> _What is required_: For every line of the material below, check for the string "Rules" and return the line if it is there.

> _Supplied information_:
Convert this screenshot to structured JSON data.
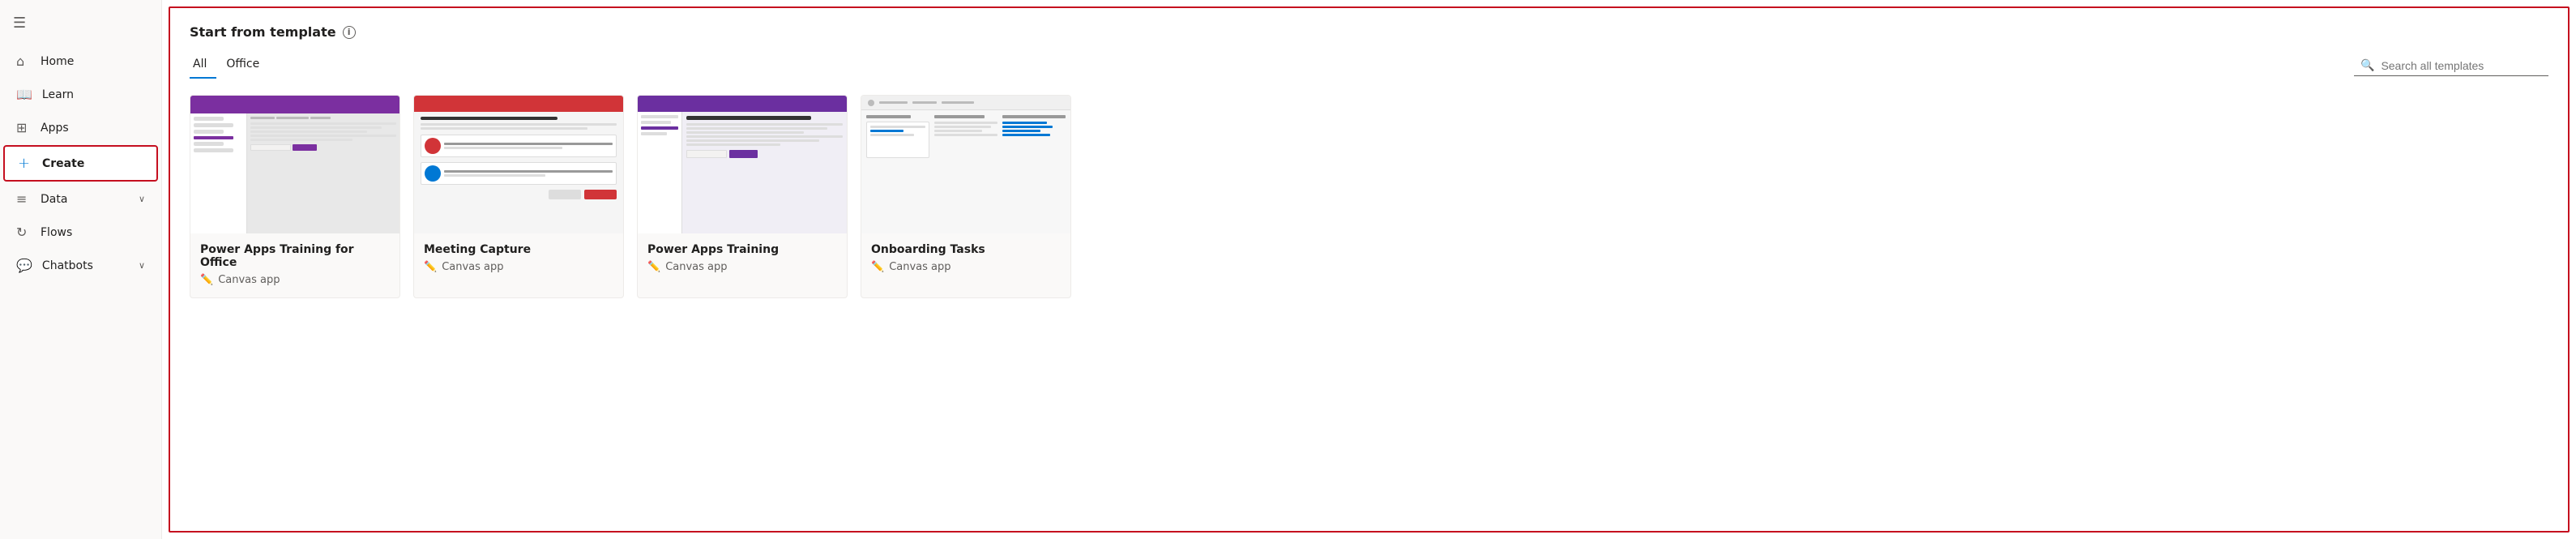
{
  "sidebar": {
    "items": [
      {
        "id": "hamburger",
        "label": "☰",
        "type": "icon"
      },
      {
        "id": "home",
        "label": "Home",
        "icon": "⌂"
      },
      {
        "id": "learn",
        "label": "Learn",
        "icon": "📖"
      },
      {
        "id": "apps",
        "label": "Apps",
        "icon": "⊞"
      },
      {
        "id": "create",
        "label": "Create",
        "icon": "+"
      },
      {
        "id": "data",
        "label": "Data",
        "icon": "≡",
        "hasChevron": true
      },
      {
        "id": "flows",
        "label": "Flows",
        "icon": "↻"
      },
      {
        "id": "chatbots",
        "label": "Chatbots",
        "icon": "💬",
        "hasChevron": true
      }
    ]
  },
  "main": {
    "section_title": "Start from template",
    "info_tooltip": "i",
    "tabs": [
      {
        "id": "all",
        "label": "All",
        "active": true
      },
      {
        "id": "office",
        "label": "Office",
        "active": false
      }
    ],
    "search_placeholder": "Search all templates",
    "cards": [
      {
        "id": "powerapps-office",
        "title": "Power Apps Training for Office",
        "type": "Canvas app",
        "preview_type": "powerapps-office"
      },
      {
        "id": "meeting-capture",
        "title": "Meeting Capture",
        "type": "Canvas app",
        "preview_type": "meeting-capture"
      },
      {
        "id": "powerapps-training",
        "title": "Power Apps Training",
        "type": "Canvas app",
        "preview_type": "powerapps-training"
      },
      {
        "id": "onboarding-tasks",
        "title": "Onboarding Tasks",
        "type": "Canvas app",
        "preview_type": "onboarding-tasks"
      }
    ]
  }
}
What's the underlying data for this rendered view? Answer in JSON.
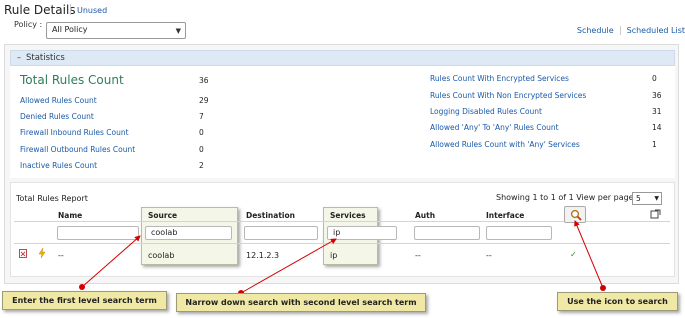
{
  "header": {
    "title": "Rule Details",
    "unused_link": "Unused",
    "policy_label": "Policy :",
    "policy_value": "All Policy",
    "links": [
      "Schedule",
      "Scheduled List"
    ]
  },
  "statistics": {
    "section_title": "Statistics",
    "total_label": "Total Rules Count",
    "total_value": "36",
    "left": [
      {
        "label": "Allowed Rules Count",
        "value": "29"
      },
      {
        "label": "Denied Rules Count",
        "value": "7"
      },
      {
        "label": "Firewall Inbound Rules Count",
        "value": "0"
      },
      {
        "label": "Firewall Outbound Rules Count",
        "value": "0"
      },
      {
        "label": "Inactive Rules Count",
        "value": "2"
      }
    ],
    "right": [
      {
        "label": "Rules Count With Encrypted Services",
        "value": "0"
      },
      {
        "label": "Rules Count With Non Encrypted Services",
        "value": "36"
      },
      {
        "label": "Logging Disabled Rules Count",
        "value": "31"
      },
      {
        "label": "Allowed 'Any' To 'Any' Rules Count",
        "value": "14"
      },
      {
        "label": "Allowed Rules Count with 'Any' Services",
        "value": "1"
      }
    ]
  },
  "report": {
    "title": "Total Rules Report",
    "showing": "Showing 1 to 1 of",
    "total": "1",
    "view_label": "View per page :",
    "per_page": "5",
    "columns": [
      "Name",
      "Source",
      "Destination",
      "Services",
      "Auth",
      "Interface"
    ],
    "filters": {
      "source": "coolab",
      "services": "ip"
    },
    "row": {
      "name": "--",
      "source": "coolab",
      "destination": "12.1.2.3",
      "services": "ip",
      "auth": "--",
      "interface": "--",
      "status": "✓"
    }
  },
  "callouts": {
    "first": "Enter the first level search term",
    "second": "Narrow down search with second level search term",
    "icon": "Use the icon to search"
  },
  "colors": {
    "link": "#1a5aa8",
    "total_green": "#2e7d5b",
    "callout_bg": "#f0e9a6",
    "arrow_red": "#d40000",
    "stats_header_bg": "#dde9f4"
  },
  "icons": [
    "collapse-icon",
    "delete-icon",
    "lightning-icon",
    "search-icon",
    "export-icon",
    "check-icon",
    "dropdown-arrow-icon"
  ]
}
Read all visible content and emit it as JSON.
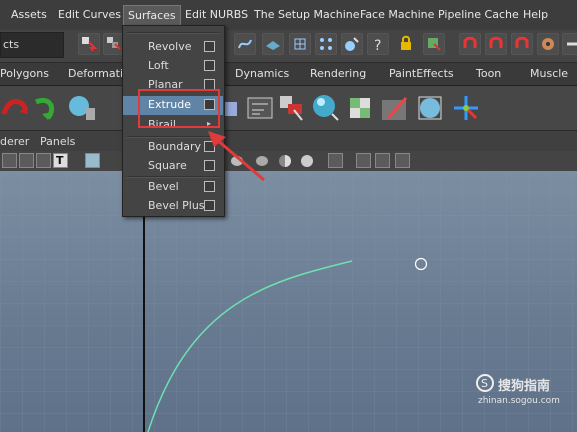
{
  "menubar": {
    "items": [
      "Assets",
      "Edit Curves",
      "Surfaces",
      "Edit NURBS",
      "The Setup Machine",
      "Face Machine",
      "Pipeline Cache",
      "Help"
    ],
    "active": "Surfaces"
  },
  "statusline": {
    "mode_field": "cts"
  },
  "shelf_tabs": [
    "Polygons",
    "Deformation",
    "Dynamics",
    "Rendering",
    "PaintEffects",
    "Toon",
    "Muscle"
  ],
  "panel_menu": {
    "renderer": "derer",
    "panels": "Panels"
  },
  "surfaces_menu": {
    "items": [
      {
        "label": "Revolve",
        "option_box": true
      },
      {
        "label": "Loft",
        "option_box": true
      },
      {
        "label": "Planar",
        "option_box": true
      },
      {
        "label": "Extrude",
        "option_box": true,
        "highlighted": true
      },
      {
        "label": "Birail",
        "submenu": true
      },
      {
        "label": "Boundary",
        "option_box": true
      },
      {
        "label": "Square",
        "option_box": true
      },
      {
        "label": "Bevel",
        "option_box": true
      },
      {
        "label": "Bevel Plus",
        "option_box": true
      }
    ]
  },
  "watermark": {
    "brand": "搜狗指南",
    "url": "zhinan.sogou.com"
  },
  "colors": {
    "menu_bg": "#3d3d3d",
    "highlight": "#5f84a6",
    "annotation_red": "#e03a3a",
    "curve": "#6fe0b0",
    "viewport_top": "#7c8ea2"
  }
}
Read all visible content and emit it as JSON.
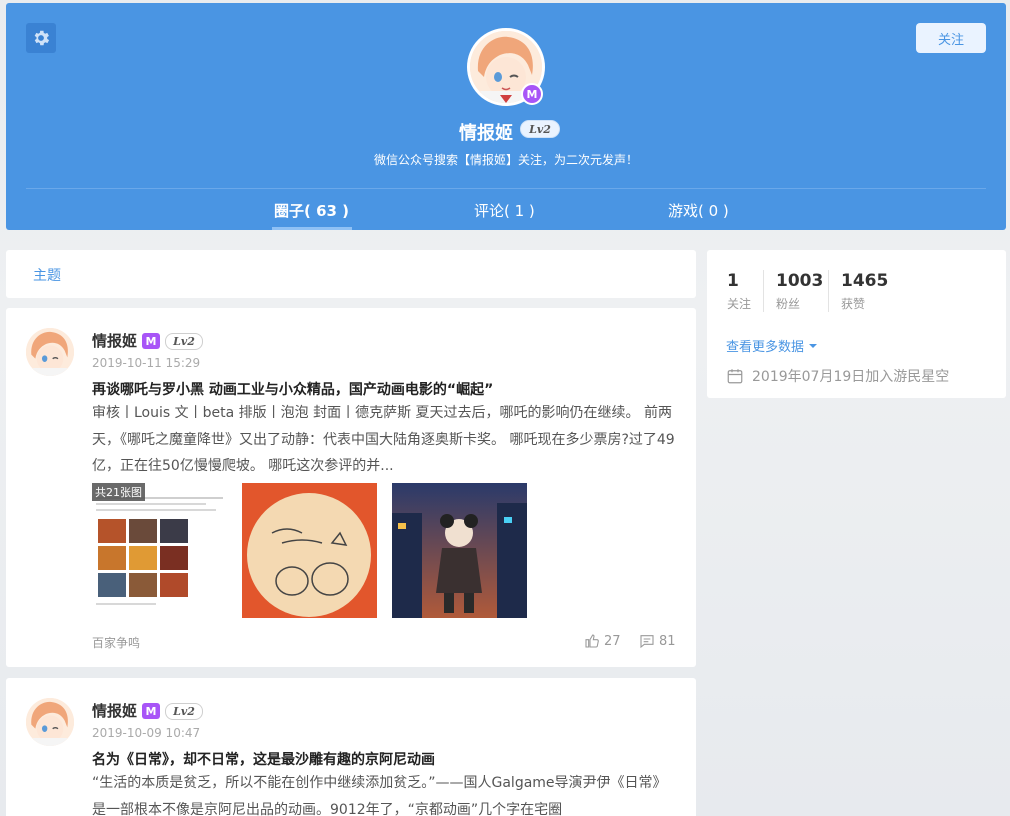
{
  "colors": {
    "accent": "#4a95e3",
    "header_bg": "#4a95e3",
    "badge_purple": "#a855f7"
  },
  "header": {
    "settings_icon": "gear-icon",
    "follow_label": "关注",
    "username": "情报姬",
    "badge_letter": "M",
    "level": "Lv2",
    "bio": "微信公众号搜索【情报姬】关注，为二次元发声！",
    "tabs": [
      {
        "label": "圈子( 63 )",
        "active": true
      },
      {
        "label": "评论( 1 )",
        "active": false
      },
      {
        "label": "游戏( 0 )",
        "active": false
      }
    ]
  },
  "topic_bar": {
    "label": "主题"
  },
  "posts": [
    {
      "author": "情报姬",
      "badge_letter": "M",
      "level": "Lv2",
      "time": "2019-10-11 15:29",
      "title": "再谈哪吒与罗小黑 动画工业与小众精品，国产动画电影的“崛起”",
      "excerpt": "审核丨Louis 文丨beta      排版丨泡泡 封面丨德克萨斯      夏天过去后，哪吒的影响仍在继续。      前两天，《哪吒之魔童降世》又出了动静：代表中国大陆角逐奥斯卡奖。      哪吒现在多少票房?过了49亿，正在往50亿慢慢爬坡。      哪吒这次参评的并...",
      "image_count": "共21张图",
      "category": "百家争鸣",
      "likes": "27",
      "comments": "81"
    },
    {
      "author": "情报姬",
      "badge_letter": "M",
      "level": "Lv2",
      "time": "2019-10-09 10:47",
      "title": "名为《日常》，却不日常，这是最沙雕有趣的京阿尼动画",
      "excerpt": "“生活的本质是贫乏，所以不能在创作中继续添加贫乏。”——国人Galgame导演尹伊《日常》是一部根本不像是京阿尼出品的动画。9012年了，“京都动画”几个字在宅圈"
    }
  ],
  "stats": {
    "following": {
      "value": "1",
      "label": "关注"
    },
    "followers": {
      "value": "1003",
      "label": "粉丝"
    },
    "likes": {
      "value": "1465",
      "label": "获赞"
    },
    "more_data": "查看更多数据",
    "join_date": "2019年07月19日加入游民星空"
  }
}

> _Output for this task_:
    "total_label": "Total Rules Count",
        "label": "Allowed Rules Count",
        "label": "Denied Rules Count",
        "label": "Firewall Inbound Rules Count",
        "label": "Firewall Outbound Rules Count",
        "label": "Inactive Rules Count",
        "label": "Rules Count With Encrypted Services",
        "label": "Rules Count With Non Encrypted Services",
        "label": "Logging Disabled Rules Count",
        "label": "Allowed 'Any' To 'Any' Rules Count",
        "label": "Allowed Rules Count with 'Any' Services",
    "title": "Total Rules Report",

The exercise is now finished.